■ Assigned task ■
In the material below, find every line containing "form" and copy that line.

■ Data shown ■
◇ ◇ ◇ ◇

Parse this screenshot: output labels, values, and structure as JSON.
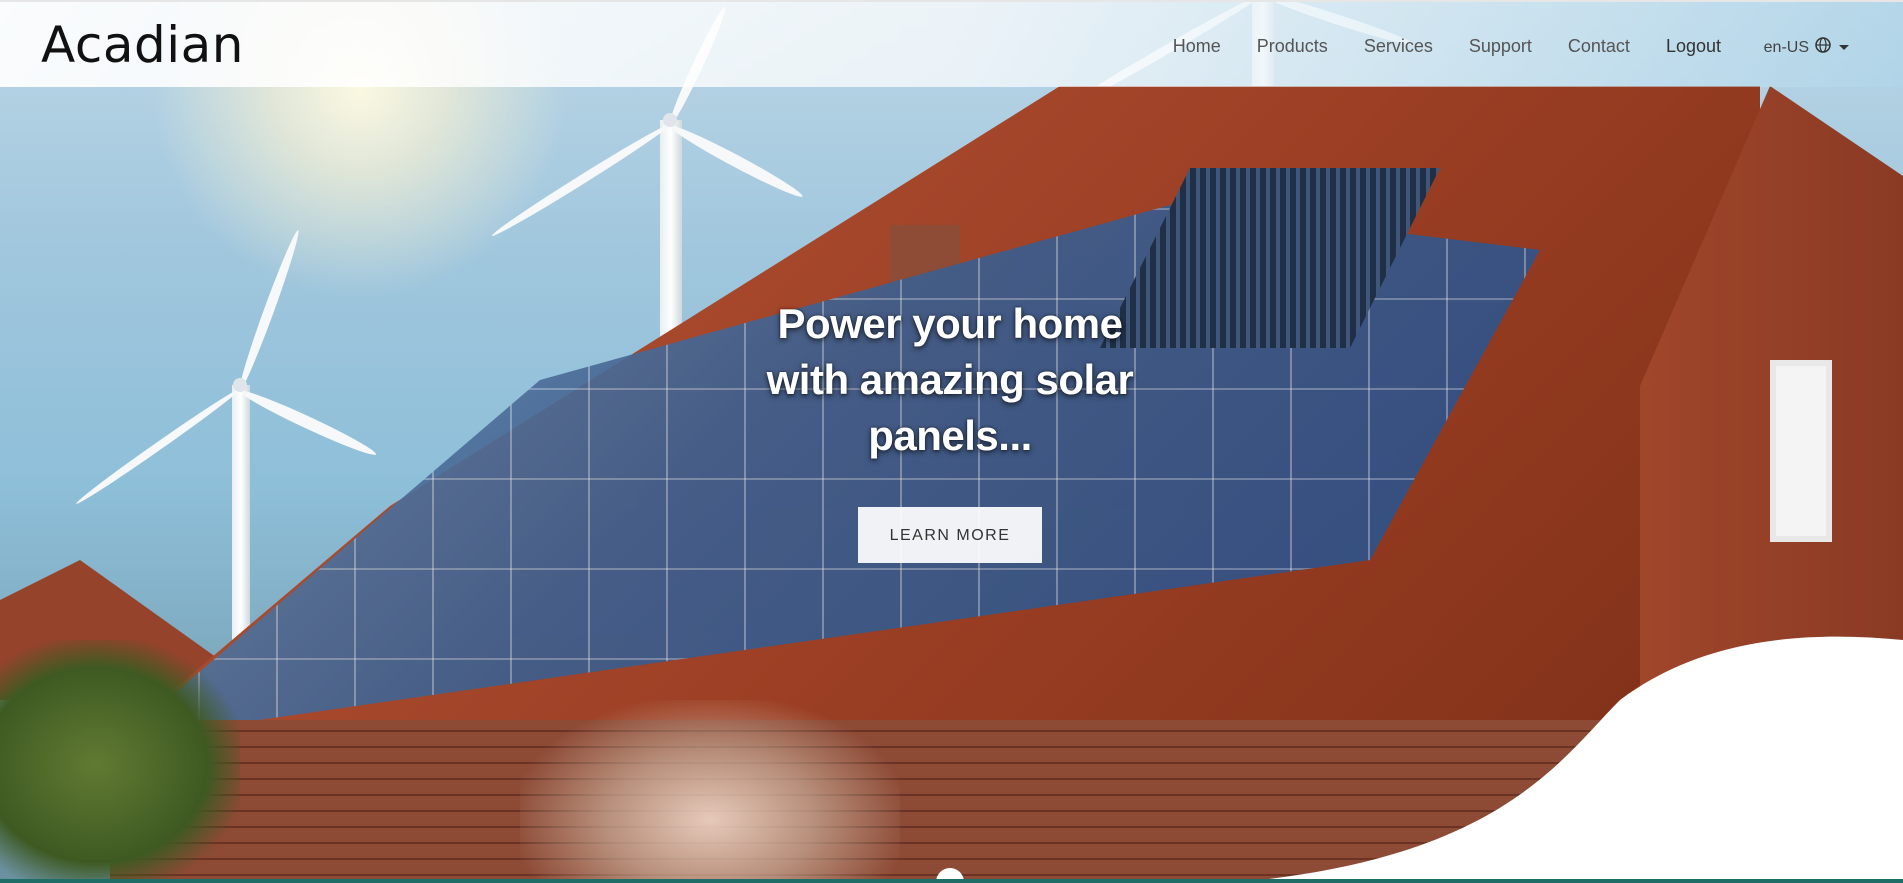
{
  "header": {
    "brand": "Acadian",
    "nav": [
      {
        "label": "Home"
      },
      {
        "label": "Products"
      },
      {
        "label": "Services"
      },
      {
        "label": "Support"
      },
      {
        "label": "Contact"
      },
      {
        "label": "Logout"
      }
    ],
    "language": {
      "label": "en-US",
      "icon": "globe-icon"
    }
  },
  "hero": {
    "title_line1": "Power your home",
    "title_line2": "with amazing solar",
    "title_line3": "panels...",
    "cta_label": "LEARN MORE",
    "background_image": "rooftop-solar-panels-wind-turbines"
  },
  "colors": {
    "accent": "#1f6e68",
    "text": "#555555",
    "cta_background": "#ffffff"
  }
}
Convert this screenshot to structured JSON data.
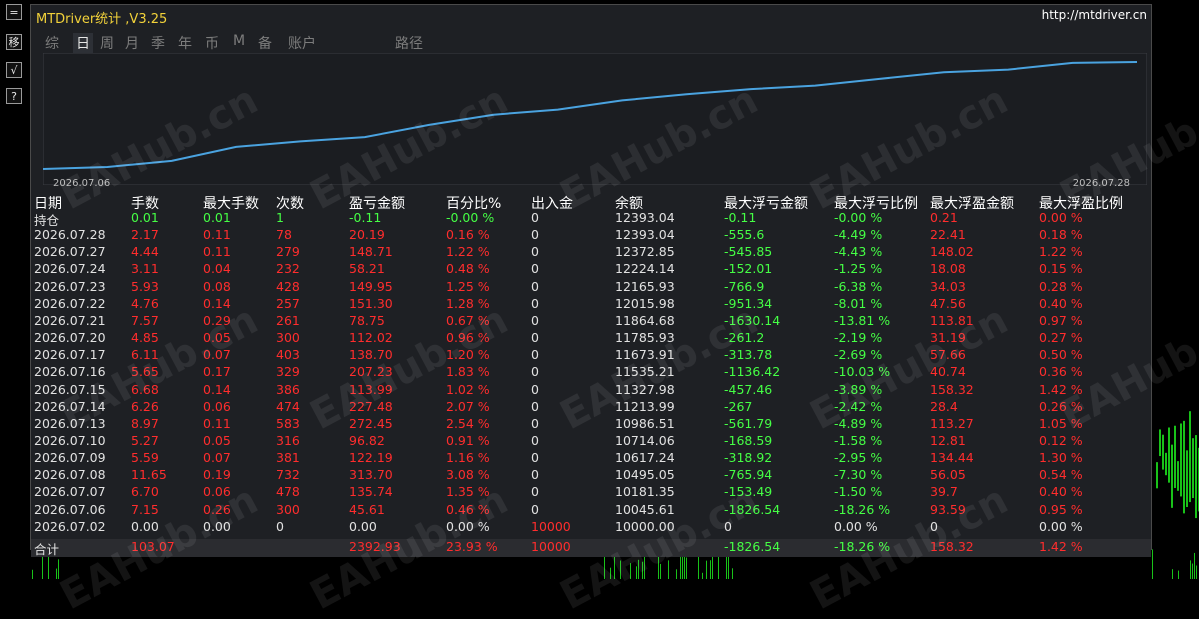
{
  "title": "MTDriver统计 ,V3.25",
  "site": "http://mtdriver.cn",
  "toolbar": {
    "b1": "=",
    "b2": "移",
    "b3": "√",
    "b4": "?"
  },
  "tabs": [
    "综",
    "日",
    "周",
    "月",
    "季",
    "年",
    "币",
    "M",
    "备",
    "账户",
    "路径"
  ],
  "active_tab": "日",
  "equity": {
    "start_date": "2026.07.06",
    "end_date": "2026.07.28",
    "values": [
      10000,
      10045.61,
      10181.35,
      10495.05,
      10617.24,
      10714.06,
      10986.51,
      11213.99,
      11327.98,
      11535.21,
      11673.91,
      11785.93,
      11864.68,
      12015.98,
      12165.93,
      12224.14,
      12372.85,
      12393.04
    ],
    "line_color": "#4aa3e0"
  },
  "headers": [
    "日期",
    "手数",
    "最大手数",
    "次数",
    "盈亏金额",
    "百分比%",
    "出入金",
    "余额",
    "最大浮亏金额",
    "最大浮亏比例",
    "最大浮盈金额",
    "最大浮盈比例"
  ],
  "rows": [
    [
      "持仓",
      "0.01",
      "0.01",
      "1",
      "-0.11",
      "-0.00 %",
      "0",
      "12393.04",
      "-0.11",
      "-0.00 %",
      "0.21",
      "0.00 %"
    ],
    [
      "2026.07.28",
      "2.17",
      "0.11",
      "78",
      "20.19",
      "0.16 %",
      "0",
      "12393.04",
      "-555.6",
      "-4.49 %",
      "22.41",
      "0.18 %"
    ],
    [
      "2026.07.27",
      "4.44",
      "0.11",
      "279",
      "148.71",
      "1.22 %",
      "0",
      "12372.85",
      "-545.85",
      "-4.43 %",
      "148.02",
      "1.22 %"
    ],
    [
      "2026.07.24",
      "3.11",
      "0.04",
      "232",
      "58.21",
      "0.48 %",
      "0",
      "12224.14",
      "-152.01",
      "-1.25 %",
      "18.08",
      "0.15 %"
    ],
    [
      "2026.07.23",
      "5.93",
      "0.08",
      "428",
      "149.95",
      "1.25 %",
      "0",
      "12165.93",
      "-766.9",
      "-6.38 %",
      "34.03",
      "0.28 %"
    ],
    [
      "2026.07.22",
      "4.76",
      "0.14",
      "257",
      "151.30",
      "1.28 %",
      "0",
      "12015.98",
      "-951.34",
      "-8.01 %",
      "47.56",
      "0.40 %"
    ],
    [
      "2026.07.21",
      "7.57",
      "0.29",
      "261",
      "78.75",
      "0.67 %",
      "0",
      "11864.68",
      "-1630.14",
      "-13.81 %",
      "113.81",
      "0.97 %"
    ],
    [
      "2026.07.20",
      "4.85",
      "0.05",
      "300",
      "112.02",
      "0.96 %",
      "0",
      "11785.93",
      "-261.2",
      "-2.19 %",
      "31.19",
      "0.27 %"
    ],
    [
      "2026.07.17",
      "6.11",
      "0.07",
      "403",
      "138.70",
      "1.20 %",
      "0",
      "11673.91",
      "-313.78",
      "-2.69 %",
      "57.66",
      "0.50 %"
    ],
    [
      "2026.07.16",
      "5.65",
      "0.17",
      "329",
      "207.23",
      "1.83 %",
      "0",
      "11535.21",
      "-1136.42",
      "-10.03 %",
      "40.74",
      "0.36 %"
    ],
    [
      "2026.07.15",
      "6.68",
      "0.14",
      "386",
      "113.99",
      "1.02 %",
      "0",
      "11327.98",
      "-457.46",
      "-3.89 %",
      "158.32",
      "1.42 %"
    ],
    [
      "2026.07.14",
      "6.26",
      "0.06",
      "474",
      "227.48",
      "2.07 %",
      "0",
      "11213.99",
      "-267",
      "-2.42 %",
      "28.4",
      "0.26 %"
    ],
    [
      "2026.07.13",
      "8.97",
      "0.11",
      "583",
      "272.45",
      "2.54 %",
      "0",
      "10986.51",
      "-561.79",
      "-4.89 %",
      "113.27",
      "1.05 %"
    ],
    [
      "2026.07.10",
      "5.27",
      "0.05",
      "316",
      "96.82",
      "0.91 %",
      "0",
      "10714.06",
      "-168.59",
      "-1.58 %",
      "12.81",
      "0.12 %"
    ],
    [
      "2026.07.09",
      "5.59",
      "0.07",
      "381",
      "122.19",
      "1.16 %",
      "0",
      "10617.24",
      "-318.92",
      "-2.95 %",
      "134.44",
      "1.30 %"
    ],
    [
      "2026.07.08",
      "11.65",
      "0.19",
      "732",
      "313.70",
      "3.08 %",
      "0",
      "10495.05",
      "-765.94",
      "-7.30 %",
      "56.05",
      "0.54 %"
    ],
    [
      "2026.07.07",
      "6.70",
      "0.06",
      "478",
      "135.74",
      "1.35 %",
      "0",
      "10181.35",
      "-153.49",
      "-1.50 %",
      "39.7",
      "0.40 %"
    ],
    [
      "2026.07.06",
      "7.15",
      "0.26",
      "300",
      "45.61",
      "0.46 %",
      "0",
      "10045.61",
      "-1826.54",
      "-18.26 %",
      "93.59",
      "0.95 %"
    ],
    [
      "2026.07.02",
      "0.00",
      "0.00",
      "0",
      "0.00",
      "0.00 %",
      "10000",
      "10000.00",
      "0",
      "0.00 %",
      "0",
      "0.00 %"
    ]
  ],
  "total": [
    "合计",
    "103.07",
    "",
    "",
    "2392.93",
    "23.93 %",
    "10000",
    "",
    "-1826.54",
    "-18.26 %",
    "158.32",
    "1.42 %"
  ],
  "watermark": "EAHub.cn",
  "colors": {
    "profit": "#ff2d2d",
    "loss": "#45ff45",
    "neutral": "#e2e2e2",
    "title": "#f2d23a"
  }
}
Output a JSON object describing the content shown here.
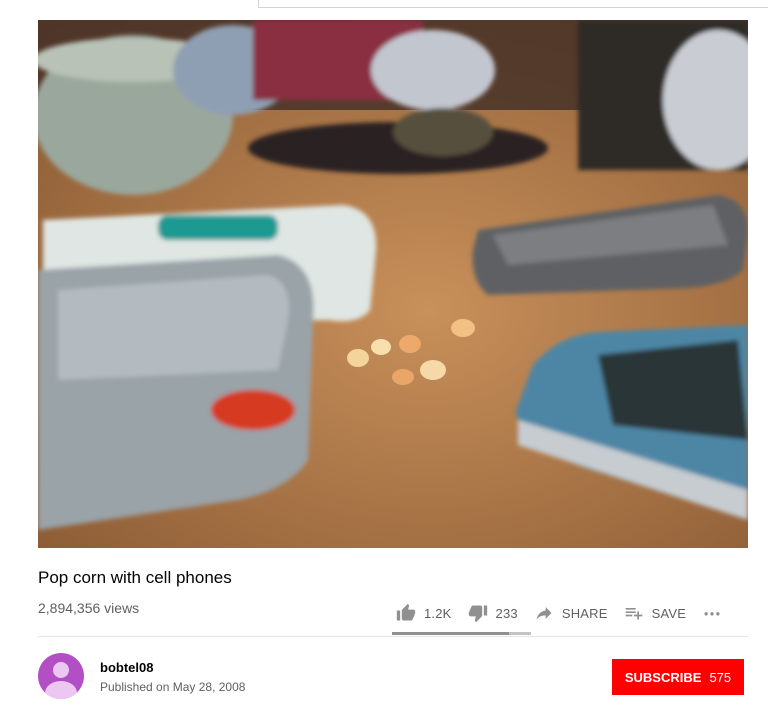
{
  "video": {
    "title": "Pop corn with cell phones",
    "views": "2,894,356 views",
    "like_ratio": 0.84
  },
  "actions": {
    "likes": "1.2K",
    "dislikes": "233",
    "share": "SHARE",
    "save": "SAVE"
  },
  "channel": {
    "name": "bobtel08",
    "published": "Published on May 28, 2008"
  },
  "subscribe": {
    "label": "SUBSCRIBE",
    "count": "575"
  },
  "colors": {
    "subscribe_bg": "#ff0000",
    "avatar_bg": "#b24fc5",
    "secondary_text": "#606060"
  },
  "icons": [
    "thumb-up-icon",
    "thumb-down-icon",
    "share-icon",
    "playlist-add-icon",
    "more-icon",
    "default-avatar-icon"
  ]
}
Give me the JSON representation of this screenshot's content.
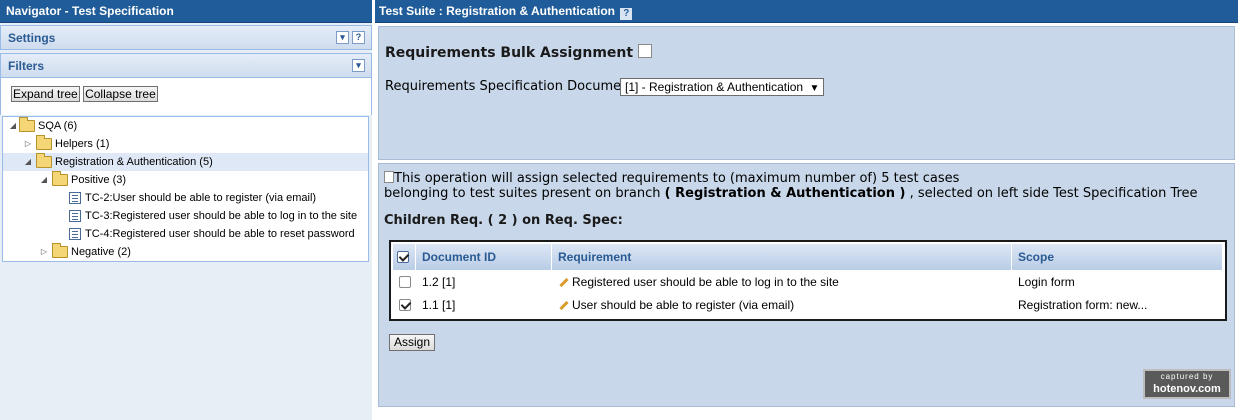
{
  "navigator": {
    "title": "Navigator - Test Specification",
    "settings_label": "Settings",
    "filters_label": "Filters",
    "help_glyph": "?",
    "expand_tree": "Expand tree",
    "collapse_tree": "Collapse tree",
    "tree": [
      {
        "label": "SQA (6)",
        "type": "folder",
        "expanded": true
      },
      {
        "label": "Helpers (1)",
        "type": "folder",
        "expanded": false
      },
      {
        "label": "Registration & Authentication (5)",
        "type": "folder",
        "expanded": true,
        "selected": true
      },
      {
        "label": "Positive (3)",
        "type": "folder",
        "expanded": true
      },
      {
        "label": "TC-2:User should be able to register (via email)",
        "type": "testcase"
      },
      {
        "label": "TC-3:Registered user should be able to log in to the site",
        "type": "testcase"
      },
      {
        "label": "TC-4:Registered user should be able to reset password",
        "type": "testcase"
      },
      {
        "label": "Negative (2)",
        "type": "folder",
        "expanded": false
      }
    ]
  },
  "main": {
    "title": "Test Suite : Registration & Authentication",
    "help_glyph": "?",
    "bulk_title": "Requirements Bulk Assignment",
    "req_spec_label": "Requirements Specification Document",
    "req_spec_selected": "[1] - Registration & Authentication",
    "info_broken_img_alt": "This operation will assign selected requirements to (maximum number of) 5 test cases",
    "info_line2_prefix": "belonging to test suites present on branch",
    "info_line2_branch": "( Registration & Authentication )",
    "info_line2_suffix": ", selected on left side Test Specification Tree",
    "children_heading": "Children Req. ( 2 ) on Req. Spec:",
    "table": {
      "headers": [
        "Document ID",
        "Requirement",
        "Scope"
      ],
      "rows": [
        {
          "checked": false,
          "doc_id": "1.2 [1]",
          "requirement": "Registered user should be able to log in to the site",
          "scope": "Login form"
        },
        {
          "checked": true,
          "doc_id": "1.1 [1]",
          "requirement": "User should be able to register (via email)",
          "scope": "Registration form: new..."
        }
      ]
    },
    "assign_button": "Assign"
  },
  "watermark": {
    "line1": "captured by",
    "line2": "hotenov.com"
  },
  "colors": {
    "title_bar": "#1f5c99",
    "panel_bg": "#c8d8ea",
    "header_text": "#2a5a92"
  }
}
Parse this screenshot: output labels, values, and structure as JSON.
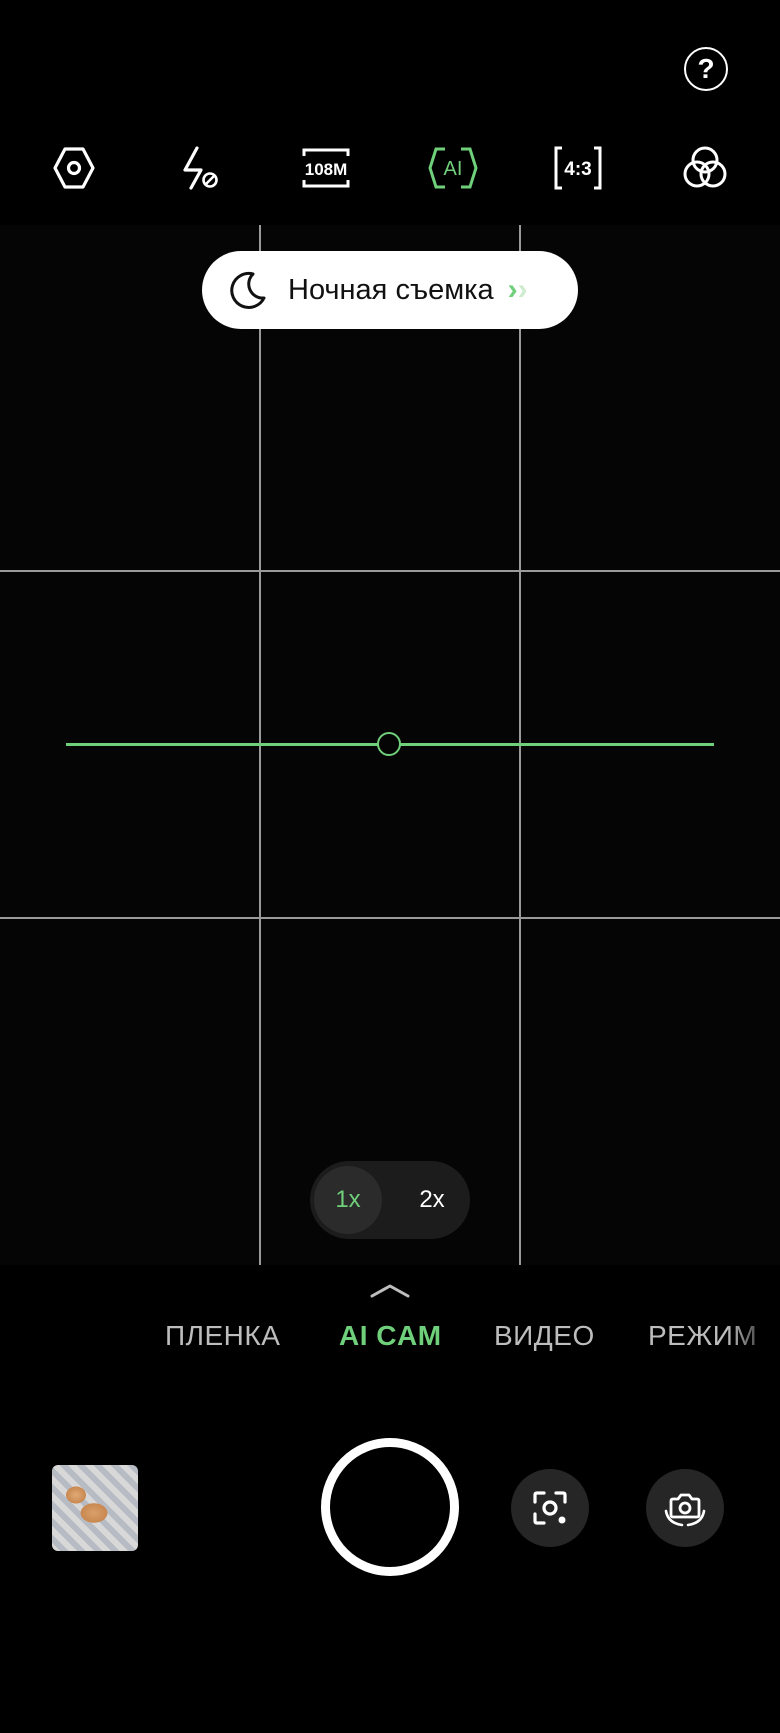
{
  "toolbar": {
    "icons": [
      "settings-icon",
      "flash-off-icon",
      "108mp-icon",
      "ai-icon",
      "aspect-ratio-icon",
      "filters-icon"
    ],
    "resolution_label": "108M",
    "ai_label": "AI",
    "aspect_ratio_label": "4:3"
  },
  "help": {
    "label": "?"
  },
  "scene": {
    "label": "Ночная съемка",
    "chevron": "›",
    "chevron2": "›"
  },
  "zoom": {
    "options": [
      "1x",
      "2x"
    ],
    "selected": "1x"
  },
  "modes": {
    "items": [
      "ПЛЕНКА",
      "AI CAM",
      "ВИДЕО",
      "РЕЖИМ"
    ],
    "selected": "AI CAM"
  },
  "colors": {
    "accent": "#6fcf7a",
    "background": "#000000",
    "grid": "#9a9a9a"
  }
}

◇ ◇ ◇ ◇

■ Solution for this task ■
          "scope": "Login form"
          "scope": "Registration form: new..."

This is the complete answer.